Decelerating growth, but rising incomes
If Chinese government would ignore its commitment to poverty eradication, higher living standards and sustainability, it could achieve more rapid growth, but only at the cost of people’s livelihood, living standards and environment.
On the other hand, policymakers cannot accept too much deceleration either. While the country’s economic growth is decelerating, Chinese living standards should continue to rise. The effort to double average incomes – as measured by GDP per capita, with purchasing power parity – between 2010 and 2020 requires growth to remain around 6.1% in 2019-2020.
In international comparison, Chinese growth rate is currently positioned to decelerate from 9.6% to 5.6% between 2008 and 2023. Despite this deceleration, living standards will almost double. In 2008, Chinese GDP per capita was less than $7,900. By 2023, it could increase to more than $21,200. That would indicate that Chinese living standards would almost double in 2010-20 (Figure).
Figure China’s Growth Deceleration, Rising Per Capita Incomes, 2008-E2023
Growth rate: GDP, constant prices, percent change. Per capita income: GDP per capita, constant prices (purchasing power parity; 2011 international dollars)
Source: IMF/WEO Database; Difference Group
Furthermore, since current growth is around 6.5%, policy authorities are likely to prefer gradual deceleration, which fosters stability, over more abrupt slowing growth, which is perceived as disruptive.
Finally, China’s potential growth continues to indicate that a growth rate that exceeds 6.0% is achievable and viable, though certainly not an easy task in the current international environment.
Fiscal, monetary accommodation, and rebalancing
The government is likely to prefer supportive fiscal policy as the primary tool to ensure stable growth.
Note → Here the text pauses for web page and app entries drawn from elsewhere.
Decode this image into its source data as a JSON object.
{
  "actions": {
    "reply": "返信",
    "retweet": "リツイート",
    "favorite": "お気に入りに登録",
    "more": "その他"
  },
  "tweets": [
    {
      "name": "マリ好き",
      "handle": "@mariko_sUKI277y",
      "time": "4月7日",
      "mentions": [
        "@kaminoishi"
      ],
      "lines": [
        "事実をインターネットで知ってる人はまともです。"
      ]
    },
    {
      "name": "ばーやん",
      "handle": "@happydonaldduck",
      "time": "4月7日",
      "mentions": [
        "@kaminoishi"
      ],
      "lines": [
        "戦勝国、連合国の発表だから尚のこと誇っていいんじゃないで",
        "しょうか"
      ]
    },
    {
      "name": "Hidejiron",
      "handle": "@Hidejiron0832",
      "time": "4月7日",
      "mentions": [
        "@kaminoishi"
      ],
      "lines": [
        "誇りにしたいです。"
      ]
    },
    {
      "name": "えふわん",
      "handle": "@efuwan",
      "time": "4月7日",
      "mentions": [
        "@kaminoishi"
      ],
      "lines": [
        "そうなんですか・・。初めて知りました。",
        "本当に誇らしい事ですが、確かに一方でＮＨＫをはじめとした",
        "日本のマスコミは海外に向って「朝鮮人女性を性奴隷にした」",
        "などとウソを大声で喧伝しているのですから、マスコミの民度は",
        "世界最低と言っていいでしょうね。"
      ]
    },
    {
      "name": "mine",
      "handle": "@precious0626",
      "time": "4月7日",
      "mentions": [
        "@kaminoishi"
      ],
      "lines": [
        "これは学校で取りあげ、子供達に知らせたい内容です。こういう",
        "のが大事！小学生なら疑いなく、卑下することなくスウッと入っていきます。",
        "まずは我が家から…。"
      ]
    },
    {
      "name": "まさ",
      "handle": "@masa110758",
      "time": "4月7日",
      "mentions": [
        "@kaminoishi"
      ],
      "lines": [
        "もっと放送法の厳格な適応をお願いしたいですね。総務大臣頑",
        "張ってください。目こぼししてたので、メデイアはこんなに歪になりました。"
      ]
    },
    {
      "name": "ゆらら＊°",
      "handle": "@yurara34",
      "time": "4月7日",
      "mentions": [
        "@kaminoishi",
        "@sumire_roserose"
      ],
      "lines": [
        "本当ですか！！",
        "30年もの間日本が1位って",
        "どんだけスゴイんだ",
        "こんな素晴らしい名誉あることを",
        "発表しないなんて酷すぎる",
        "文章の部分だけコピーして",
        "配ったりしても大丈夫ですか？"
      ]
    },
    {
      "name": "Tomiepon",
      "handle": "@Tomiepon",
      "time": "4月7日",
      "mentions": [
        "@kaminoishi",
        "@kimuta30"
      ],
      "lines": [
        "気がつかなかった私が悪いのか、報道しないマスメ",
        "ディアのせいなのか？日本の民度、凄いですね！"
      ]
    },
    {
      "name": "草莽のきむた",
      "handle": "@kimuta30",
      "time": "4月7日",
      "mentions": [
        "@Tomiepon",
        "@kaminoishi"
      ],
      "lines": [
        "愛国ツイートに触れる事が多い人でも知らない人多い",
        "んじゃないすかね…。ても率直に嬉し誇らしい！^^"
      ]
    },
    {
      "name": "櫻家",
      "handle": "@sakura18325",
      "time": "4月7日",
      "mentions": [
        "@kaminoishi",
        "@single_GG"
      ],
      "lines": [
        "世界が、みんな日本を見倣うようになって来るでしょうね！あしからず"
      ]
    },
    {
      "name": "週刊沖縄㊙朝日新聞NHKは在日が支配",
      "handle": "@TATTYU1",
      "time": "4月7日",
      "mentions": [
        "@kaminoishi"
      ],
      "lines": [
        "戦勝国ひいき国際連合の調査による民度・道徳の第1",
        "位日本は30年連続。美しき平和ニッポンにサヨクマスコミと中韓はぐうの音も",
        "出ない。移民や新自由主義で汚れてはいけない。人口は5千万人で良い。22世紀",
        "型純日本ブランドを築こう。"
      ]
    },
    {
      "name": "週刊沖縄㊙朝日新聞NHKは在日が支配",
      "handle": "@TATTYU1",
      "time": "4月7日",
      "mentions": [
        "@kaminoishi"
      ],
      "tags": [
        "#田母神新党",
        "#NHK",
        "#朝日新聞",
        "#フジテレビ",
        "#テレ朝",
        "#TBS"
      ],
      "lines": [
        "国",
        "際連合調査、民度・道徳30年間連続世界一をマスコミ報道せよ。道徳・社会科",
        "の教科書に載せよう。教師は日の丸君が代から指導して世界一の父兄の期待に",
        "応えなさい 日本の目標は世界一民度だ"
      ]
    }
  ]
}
In this quest, fixed investment, particularly infrastructure, is expected to play a key role as consumption and export growth are likely to slow – the former due to increasing consumer caution, the latter due to the trade wars.
China’s monetary stance is likely to remain accommodative, which implies mild, but manageable rise in inflation (closer to 2.5% rather than 2.2% in 2018). Consequently, Chinese yuan is likely to soften against the U.S. dollar up to 7.0, as long as the current tensions overshadow the bilateral U.S.-Sino relations.
While Washington is pushing for abrupt changes in Chinese economic policies, Beijing will stay the course, as President Xi Jinping said in the recent 40-year anniversary of Chinese economic reforms.
In practice, policy focus will continue to shift from cyclical stimulus and debt-fueled growth toward structural reforms, higher-quality growth and the rebalancing of Chinese economy from investment and exports toward consumption and innovation by 2030.
Elusive international headwinds
If, in the course of 2019, U.S. trade wars broaden disruptively from exports to investment and intellectual property, international environment may require substantial downgrading of economic prospects in many major economies.
Even in a benign scenario, the global recovery that began in the advanced West in the aftermath of the global crisis of 2008, thanks in great part to China’s dramatic growth through those years, is set to slow down in 2019-20.
The major advanced economies are heading toward a complicated, economically challenging and politically divisive stagnation. Unfortunately, much of these downside risks remain under-valued in the West.
The greater the gap between misguided perceptions and economic realities, the more challenging will be the awakening.
About the Author:
Dr Steinbock is an internationally recognized expert of the multipolar world economy, founder of Difference Group Ltd and has served at the India, China, and America Institute (US), Shanghai Institutes for International Studies (China) and the EU Center (Singapore). For more information, see http://www.differencegroup.net/
The original briefing was published by Chinaorg – China’s official government portal – on December 28, 2018.